» **ACTIVITY**: Every record must be restated exactly. Drop the images.

Start of SOURCE MATERIAL

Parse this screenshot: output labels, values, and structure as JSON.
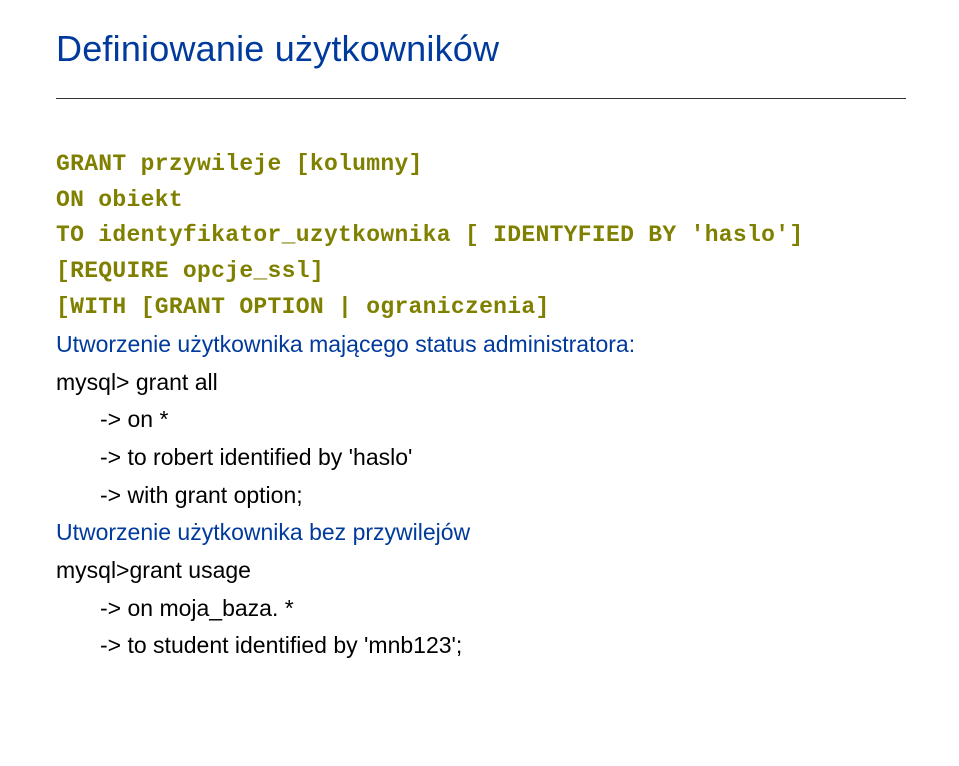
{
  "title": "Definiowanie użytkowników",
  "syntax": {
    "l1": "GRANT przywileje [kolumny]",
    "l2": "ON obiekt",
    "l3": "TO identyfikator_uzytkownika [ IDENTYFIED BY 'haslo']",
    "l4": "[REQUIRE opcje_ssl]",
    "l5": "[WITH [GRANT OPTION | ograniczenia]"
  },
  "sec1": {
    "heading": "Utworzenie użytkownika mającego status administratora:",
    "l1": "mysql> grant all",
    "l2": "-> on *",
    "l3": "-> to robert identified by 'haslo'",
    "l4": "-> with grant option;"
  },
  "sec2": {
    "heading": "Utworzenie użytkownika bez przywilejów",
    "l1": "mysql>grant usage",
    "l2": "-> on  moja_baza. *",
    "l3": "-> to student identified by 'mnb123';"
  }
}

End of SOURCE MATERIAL

» **THE ANSWER**:
Parse this screenshot: output labels, values, and structure as JSON.
{
  "title": "Definiowanie użytkowników",
  "syntax": {
    "l1": "GRANT przywileje [kolumny]",
    "l2": "ON obiekt",
    "l3": "TO identyfikator_uzytkownika [ IDENTYFIED BY 'haslo']",
    "l4": "[REQUIRE opcje_ssl]",
    "l5": "[WITH [GRANT OPTION | ograniczenia]"
  },
  "sec1": {
    "heading": "Utworzenie użytkownika mającego status administratora:",
    "l1": "mysql> grant all",
    "l2": "-> on *",
    "l3": "-> to robert identified by 'haslo'",
    "l4": "-> with grant option;"
  },
  "sec2": {
    "heading": "Utworzenie użytkownika bez przywilejów",
    "l1": "mysql>grant usage",
    "l2": "-> on  moja_baza. *",
    "l3": "-> to student identified by 'mnb123';"
  }
}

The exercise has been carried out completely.